Senior citizens are frequent targets of phishing attacks because they are naïve and are unfamiliar with modern-aged scams. Hackers impersonate Social Security or Medicare representatives to have their account details so they can get a new social number for themselves.
Another reason is that many elders prefer to use telephones over text or email messages, falling victim to vishing scams more often than any other form of phishing.
If you have relatives or friends, you think are vulnerable to these scams, make sure to inform them that Social Security Administration, IRS, or Medicare will never threaten them or call them personally to ask for account details. And if they receive such calls, hang up on them immediately and refrain from engaging with them.
5. Delivery Scams
Online shopping has become so common that we sometimes forget what we have or haven’t ordered, and scammers are well aware of this. For example, individuals with nefarious aims impersonate a delivery guy from Amazon, reporting shoppers about shipping discrepancies and asking them to call on a certain number.
Upon calling, they could reach a real number that tries to lure them into revealing their personal details and credit card information.
Vishing scams prevention
Here are some preventive measures you can take to avoid falling to vishing attacks:
Avoid talking to Strangers (or Robots)
- Refrain from answering calls from numbers you can’t identify. And if you’re not sure, let the call go into voicemail and then listen to their message. Note that Caller IDs and phones number can be spoofed, making it look like they are from trusted sources.
- If you receive a call that you think is suspicious, block the number immediately.
- Never call back to any unknown numbers. If you’ve missed a call from an unknown number, look it up from authorized websites before calling it back.
- Be extra careful when responding to voice messages that press buttons and ask you to click certain links.
Take note of Social Engineering red flags
Scammers often use scare and pressure tactics like deadlines, intimidation, and a sense of urgency to make things go in their way. In order to get the upper hand, try to remain calm and composed so you don’t reveal anything that you aren’t supposed to.
Scammers usually threaten victims with arrest, severe penalties, and account suspension or demands for immediate payment. They can sometimes pretend to be courteous, polite, and confident to trick their way into your bank account. If you believe they are divulging TMI to an unknown person over the phone, immediately hang up and be cautious no matter how polite they may sound.
When responding to a potential vishing email, examine the following errors:
- Email address of a sender
- Language, grammar, and tone used within the email
- CTA functionalities
Refrain from sharing sensitive information over the phone
It’s a very basic technique against vishing attacks; if you don’t share anything, you will be safe from it! Trust your guts and hang up immediately if you receive any suspicious calls asking for PINs, account numbers, logins, or other sensitive information. It’s better safe than sorry.
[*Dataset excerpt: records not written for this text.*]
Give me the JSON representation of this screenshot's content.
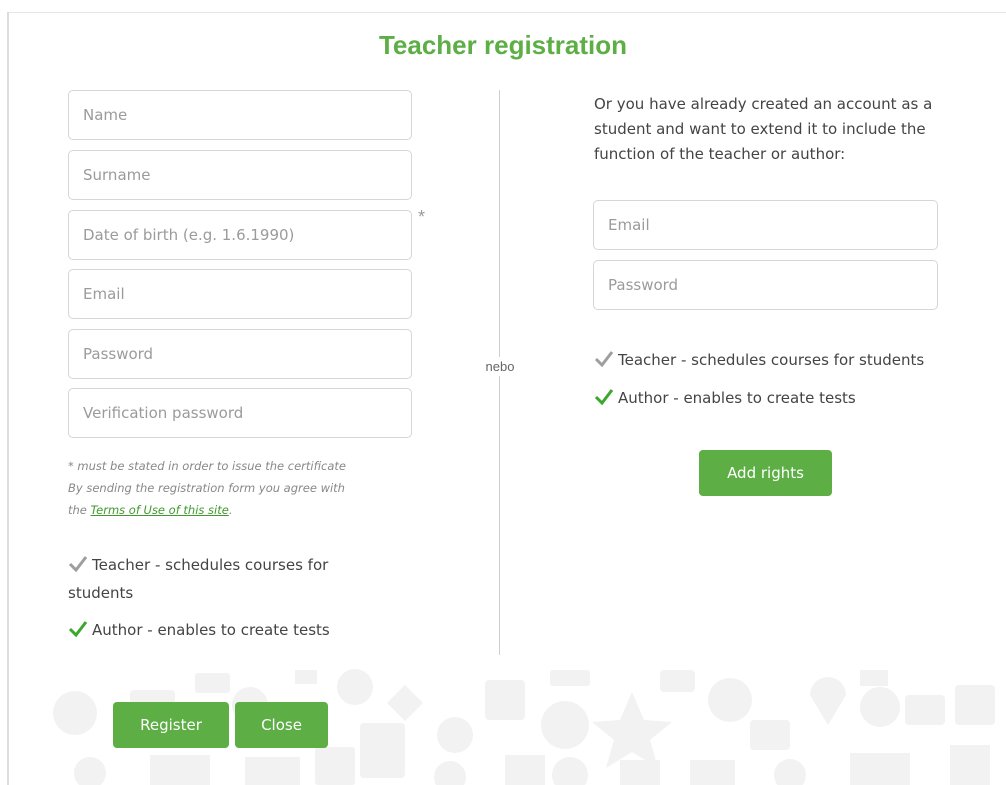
{
  "title": "Teacher registration",
  "left_form": {
    "name_placeholder": "Name",
    "surname_placeholder": "Surname",
    "dob_placeholder": "Date of birth (e.g. 1.6.1990)",
    "dob_required_marker": "*",
    "email_placeholder": "Email",
    "password_placeholder": "Password",
    "verify_password_placeholder": "Verification password",
    "note_required": "* must be stated in order to issue the certificate",
    "note_agree": "By sending the registration form you agree with",
    "note_the": "the",
    "terms_link": "Terms of Use of this site",
    "note_period": ".",
    "teacher_check_label": "Teacher - schedules courses for students",
    "teacher_checked": false,
    "author_check_label": "Author - enables to create tests",
    "author_checked": true
  },
  "divider_label": "nebo",
  "right_form": {
    "intro": "Or you have already created an account as a student and want to extend it to include the function of the teacher or author:",
    "email_placeholder": "Email",
    "password_placeholder": "Password",
    "teacher_check_label": "Teacher - schedules courses for students",
    "teacher_checked": false,
    "author_check_label": "Author - enables to create tests",
    "author_checked": true,
    "add_rights_label": "Add rights"
  },
  "buttons": {
    "register_label": "Register",
    "close_label": "Close"
  },
  "colors": {
    "accent": "#5cae45",
    "check_active": "#3aa82a",
    "check_inactive": "#9e9e9e"
  }
}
Ask for identity proof
If you have any suspicion about your caller’s identity, don’t hesitate to ask for their identity proof. If they’re really from a legitimate organization, they will send you proof right away.
You’re a Victim of Wishing Attack: Here’s what you can do!
If you think you have revealed your sensitive information to an unknown over the phone, here’s what you should do next:
- Take a deep breath, and relax.
- File a complaint with the Canadian Anti-Fraud Centre through its website at antifraudcentre.ca or by telephone at 1-888-495-8501.
- Immediately change your passwords.
Vishing attacks have become even more prevalent during the Pandemic, as cyber threat actors thrived many opportunities following the shift to remote work. These circumstances highlight the need for robust security protocols to be incorporated on a personal and business scale. If you have anything to add related to vishing attacks and wish to share your experience, please drop them in the comment section below.